▶ TASK TO CARRY OUT: Count the lines below that include "more". Only the number should be given.

▼▼▼

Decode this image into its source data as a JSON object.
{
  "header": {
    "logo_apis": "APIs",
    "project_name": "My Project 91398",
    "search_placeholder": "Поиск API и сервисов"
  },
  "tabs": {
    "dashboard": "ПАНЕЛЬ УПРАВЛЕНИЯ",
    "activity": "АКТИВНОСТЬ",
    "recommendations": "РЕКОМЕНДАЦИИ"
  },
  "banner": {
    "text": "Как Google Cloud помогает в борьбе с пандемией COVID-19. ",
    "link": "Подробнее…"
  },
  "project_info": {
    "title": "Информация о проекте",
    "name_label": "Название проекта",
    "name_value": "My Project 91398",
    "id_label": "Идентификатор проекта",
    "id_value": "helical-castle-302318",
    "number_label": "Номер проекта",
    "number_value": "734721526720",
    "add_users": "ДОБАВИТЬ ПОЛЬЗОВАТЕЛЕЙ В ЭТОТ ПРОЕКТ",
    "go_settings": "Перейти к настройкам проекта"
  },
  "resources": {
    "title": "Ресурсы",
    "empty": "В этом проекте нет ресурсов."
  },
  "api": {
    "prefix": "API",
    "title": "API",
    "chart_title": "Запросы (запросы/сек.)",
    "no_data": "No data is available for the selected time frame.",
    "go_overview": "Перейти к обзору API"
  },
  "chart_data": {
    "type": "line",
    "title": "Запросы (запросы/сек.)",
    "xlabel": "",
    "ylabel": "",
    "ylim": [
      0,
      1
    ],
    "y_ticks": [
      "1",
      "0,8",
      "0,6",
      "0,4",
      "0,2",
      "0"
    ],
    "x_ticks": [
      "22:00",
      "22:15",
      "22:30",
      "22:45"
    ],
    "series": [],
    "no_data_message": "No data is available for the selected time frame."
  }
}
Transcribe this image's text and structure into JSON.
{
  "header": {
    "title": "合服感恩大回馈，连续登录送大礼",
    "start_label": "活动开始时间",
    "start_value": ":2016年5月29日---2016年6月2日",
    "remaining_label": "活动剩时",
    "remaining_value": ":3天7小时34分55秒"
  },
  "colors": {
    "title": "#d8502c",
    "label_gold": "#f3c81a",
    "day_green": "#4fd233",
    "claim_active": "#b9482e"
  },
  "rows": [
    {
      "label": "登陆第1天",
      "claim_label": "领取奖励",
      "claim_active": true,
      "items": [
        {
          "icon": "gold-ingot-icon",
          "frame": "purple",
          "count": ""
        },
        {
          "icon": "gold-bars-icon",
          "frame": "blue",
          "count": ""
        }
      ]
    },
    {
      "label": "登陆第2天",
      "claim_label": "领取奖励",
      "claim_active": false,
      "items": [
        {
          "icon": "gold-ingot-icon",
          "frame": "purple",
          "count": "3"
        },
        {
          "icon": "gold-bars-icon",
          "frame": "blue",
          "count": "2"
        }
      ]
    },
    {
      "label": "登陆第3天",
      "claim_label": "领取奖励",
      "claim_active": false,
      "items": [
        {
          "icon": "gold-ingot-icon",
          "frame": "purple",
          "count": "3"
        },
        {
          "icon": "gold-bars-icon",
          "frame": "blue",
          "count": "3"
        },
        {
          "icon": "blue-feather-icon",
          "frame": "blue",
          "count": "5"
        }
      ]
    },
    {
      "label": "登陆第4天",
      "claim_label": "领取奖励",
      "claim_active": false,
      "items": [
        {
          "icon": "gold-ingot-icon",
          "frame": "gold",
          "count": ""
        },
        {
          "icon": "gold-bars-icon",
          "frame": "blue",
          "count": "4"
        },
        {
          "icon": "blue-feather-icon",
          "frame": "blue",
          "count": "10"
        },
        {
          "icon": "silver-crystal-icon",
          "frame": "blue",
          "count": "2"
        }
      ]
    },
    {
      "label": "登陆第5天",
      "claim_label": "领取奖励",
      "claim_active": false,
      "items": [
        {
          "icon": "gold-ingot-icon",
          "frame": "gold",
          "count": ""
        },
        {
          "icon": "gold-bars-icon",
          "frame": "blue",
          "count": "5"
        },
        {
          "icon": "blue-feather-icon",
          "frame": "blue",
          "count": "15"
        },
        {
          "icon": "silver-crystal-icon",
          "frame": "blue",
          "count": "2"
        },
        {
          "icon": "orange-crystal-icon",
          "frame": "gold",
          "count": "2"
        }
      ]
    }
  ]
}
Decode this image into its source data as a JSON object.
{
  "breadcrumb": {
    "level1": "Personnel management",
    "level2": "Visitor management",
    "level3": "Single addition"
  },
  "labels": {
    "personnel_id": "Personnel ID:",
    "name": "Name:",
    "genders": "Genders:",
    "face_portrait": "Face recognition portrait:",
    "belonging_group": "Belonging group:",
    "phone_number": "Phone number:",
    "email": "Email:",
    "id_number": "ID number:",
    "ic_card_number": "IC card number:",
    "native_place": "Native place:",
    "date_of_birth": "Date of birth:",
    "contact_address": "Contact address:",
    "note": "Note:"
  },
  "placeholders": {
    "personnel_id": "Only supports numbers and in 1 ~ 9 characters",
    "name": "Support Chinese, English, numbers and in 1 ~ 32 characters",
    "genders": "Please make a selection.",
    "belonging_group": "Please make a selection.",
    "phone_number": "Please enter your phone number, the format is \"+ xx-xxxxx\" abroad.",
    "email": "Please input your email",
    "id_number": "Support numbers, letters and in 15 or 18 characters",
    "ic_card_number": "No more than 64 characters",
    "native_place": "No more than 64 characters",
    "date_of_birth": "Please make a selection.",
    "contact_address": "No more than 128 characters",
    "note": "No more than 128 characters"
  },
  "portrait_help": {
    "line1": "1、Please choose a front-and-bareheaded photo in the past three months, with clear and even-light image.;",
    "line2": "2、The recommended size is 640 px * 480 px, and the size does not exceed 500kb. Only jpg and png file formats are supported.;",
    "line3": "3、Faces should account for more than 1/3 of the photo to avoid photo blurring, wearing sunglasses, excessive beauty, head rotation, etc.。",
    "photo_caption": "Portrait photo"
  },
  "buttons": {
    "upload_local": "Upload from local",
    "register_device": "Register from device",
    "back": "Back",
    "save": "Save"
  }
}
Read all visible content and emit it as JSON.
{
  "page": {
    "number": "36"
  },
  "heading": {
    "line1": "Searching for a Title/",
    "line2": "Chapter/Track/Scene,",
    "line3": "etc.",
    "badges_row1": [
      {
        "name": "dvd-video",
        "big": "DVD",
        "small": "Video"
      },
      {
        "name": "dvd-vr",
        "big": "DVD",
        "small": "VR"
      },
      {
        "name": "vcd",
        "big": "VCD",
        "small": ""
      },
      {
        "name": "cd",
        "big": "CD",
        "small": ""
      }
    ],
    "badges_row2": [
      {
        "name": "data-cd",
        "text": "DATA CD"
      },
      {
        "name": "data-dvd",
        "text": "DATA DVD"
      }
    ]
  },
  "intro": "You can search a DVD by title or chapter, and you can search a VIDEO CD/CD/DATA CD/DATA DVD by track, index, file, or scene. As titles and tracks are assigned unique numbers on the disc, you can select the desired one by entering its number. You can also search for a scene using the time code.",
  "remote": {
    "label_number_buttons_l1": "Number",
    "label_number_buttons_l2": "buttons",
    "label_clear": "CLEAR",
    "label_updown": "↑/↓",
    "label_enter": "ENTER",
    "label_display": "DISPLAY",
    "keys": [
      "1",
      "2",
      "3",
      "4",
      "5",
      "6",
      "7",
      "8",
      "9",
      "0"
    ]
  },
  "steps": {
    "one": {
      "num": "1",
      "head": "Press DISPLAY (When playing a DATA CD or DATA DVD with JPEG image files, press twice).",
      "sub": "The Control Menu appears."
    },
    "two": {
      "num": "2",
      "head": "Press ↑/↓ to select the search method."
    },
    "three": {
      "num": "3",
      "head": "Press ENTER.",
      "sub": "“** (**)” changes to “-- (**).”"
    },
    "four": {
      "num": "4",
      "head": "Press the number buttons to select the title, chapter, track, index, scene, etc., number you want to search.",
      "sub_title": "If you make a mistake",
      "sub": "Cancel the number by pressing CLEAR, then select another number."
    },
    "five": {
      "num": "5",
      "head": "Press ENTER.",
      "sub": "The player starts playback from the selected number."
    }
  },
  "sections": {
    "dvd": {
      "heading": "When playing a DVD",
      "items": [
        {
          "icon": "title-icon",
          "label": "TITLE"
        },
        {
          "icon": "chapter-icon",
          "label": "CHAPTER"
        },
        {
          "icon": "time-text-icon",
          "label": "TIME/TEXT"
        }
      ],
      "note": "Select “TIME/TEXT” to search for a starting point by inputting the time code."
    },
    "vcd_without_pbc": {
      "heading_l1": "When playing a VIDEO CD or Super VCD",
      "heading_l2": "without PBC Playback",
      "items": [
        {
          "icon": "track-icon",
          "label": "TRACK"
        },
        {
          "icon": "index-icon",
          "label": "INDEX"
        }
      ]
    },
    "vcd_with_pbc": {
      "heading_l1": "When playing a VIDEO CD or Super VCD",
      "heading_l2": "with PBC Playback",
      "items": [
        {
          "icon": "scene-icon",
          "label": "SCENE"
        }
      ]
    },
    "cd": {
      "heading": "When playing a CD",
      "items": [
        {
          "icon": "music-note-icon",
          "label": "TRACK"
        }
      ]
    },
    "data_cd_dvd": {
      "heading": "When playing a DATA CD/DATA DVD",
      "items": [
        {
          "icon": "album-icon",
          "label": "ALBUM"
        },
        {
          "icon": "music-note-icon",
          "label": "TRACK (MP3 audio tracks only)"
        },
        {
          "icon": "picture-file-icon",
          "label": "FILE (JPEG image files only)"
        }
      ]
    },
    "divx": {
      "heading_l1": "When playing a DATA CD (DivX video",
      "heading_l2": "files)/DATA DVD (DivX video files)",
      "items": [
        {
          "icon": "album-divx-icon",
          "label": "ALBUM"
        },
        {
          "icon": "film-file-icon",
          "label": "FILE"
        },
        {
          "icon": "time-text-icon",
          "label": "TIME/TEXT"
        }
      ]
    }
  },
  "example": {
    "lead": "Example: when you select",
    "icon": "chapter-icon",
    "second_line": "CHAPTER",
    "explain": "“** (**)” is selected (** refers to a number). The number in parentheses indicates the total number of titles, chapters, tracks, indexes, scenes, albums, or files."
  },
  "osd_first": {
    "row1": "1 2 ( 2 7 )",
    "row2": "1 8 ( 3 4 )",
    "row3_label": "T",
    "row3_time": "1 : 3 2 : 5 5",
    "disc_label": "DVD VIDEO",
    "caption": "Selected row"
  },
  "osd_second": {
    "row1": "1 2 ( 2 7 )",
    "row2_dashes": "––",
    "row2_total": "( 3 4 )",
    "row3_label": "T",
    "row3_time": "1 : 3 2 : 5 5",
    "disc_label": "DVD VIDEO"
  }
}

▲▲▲

▶ RESPONSE BELOW: 5